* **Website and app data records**
= = = =
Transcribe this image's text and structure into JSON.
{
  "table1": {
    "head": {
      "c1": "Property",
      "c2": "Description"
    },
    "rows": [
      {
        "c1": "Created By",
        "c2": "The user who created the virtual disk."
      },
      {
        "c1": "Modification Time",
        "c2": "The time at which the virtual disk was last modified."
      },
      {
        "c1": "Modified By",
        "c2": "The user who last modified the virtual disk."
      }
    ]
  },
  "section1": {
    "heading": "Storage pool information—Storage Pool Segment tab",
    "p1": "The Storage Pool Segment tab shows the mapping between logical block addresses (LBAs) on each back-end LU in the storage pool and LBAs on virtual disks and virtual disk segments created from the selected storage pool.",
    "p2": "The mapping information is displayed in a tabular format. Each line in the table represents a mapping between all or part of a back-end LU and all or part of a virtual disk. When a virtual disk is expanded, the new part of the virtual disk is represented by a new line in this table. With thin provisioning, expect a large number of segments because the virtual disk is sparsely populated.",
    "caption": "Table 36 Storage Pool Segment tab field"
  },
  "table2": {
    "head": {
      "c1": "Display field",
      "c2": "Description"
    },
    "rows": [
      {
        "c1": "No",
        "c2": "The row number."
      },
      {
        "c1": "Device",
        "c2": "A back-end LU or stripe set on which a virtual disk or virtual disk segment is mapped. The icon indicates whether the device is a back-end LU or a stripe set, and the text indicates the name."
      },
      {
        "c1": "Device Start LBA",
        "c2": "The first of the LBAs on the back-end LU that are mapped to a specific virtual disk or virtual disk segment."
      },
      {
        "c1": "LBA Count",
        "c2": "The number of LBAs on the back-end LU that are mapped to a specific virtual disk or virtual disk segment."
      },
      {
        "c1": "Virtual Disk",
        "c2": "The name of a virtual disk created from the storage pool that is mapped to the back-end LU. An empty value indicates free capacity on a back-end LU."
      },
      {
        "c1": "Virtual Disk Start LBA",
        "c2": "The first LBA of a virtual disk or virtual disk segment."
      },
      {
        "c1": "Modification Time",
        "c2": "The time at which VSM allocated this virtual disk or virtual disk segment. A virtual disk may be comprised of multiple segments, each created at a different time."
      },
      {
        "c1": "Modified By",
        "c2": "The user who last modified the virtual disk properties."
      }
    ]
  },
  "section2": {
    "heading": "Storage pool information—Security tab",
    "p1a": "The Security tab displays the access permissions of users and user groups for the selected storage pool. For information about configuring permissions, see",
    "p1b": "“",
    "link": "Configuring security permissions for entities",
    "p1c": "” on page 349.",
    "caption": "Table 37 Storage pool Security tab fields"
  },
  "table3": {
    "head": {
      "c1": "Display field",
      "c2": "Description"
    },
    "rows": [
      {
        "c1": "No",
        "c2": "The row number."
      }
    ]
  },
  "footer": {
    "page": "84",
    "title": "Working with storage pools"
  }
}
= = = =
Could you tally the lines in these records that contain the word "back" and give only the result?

6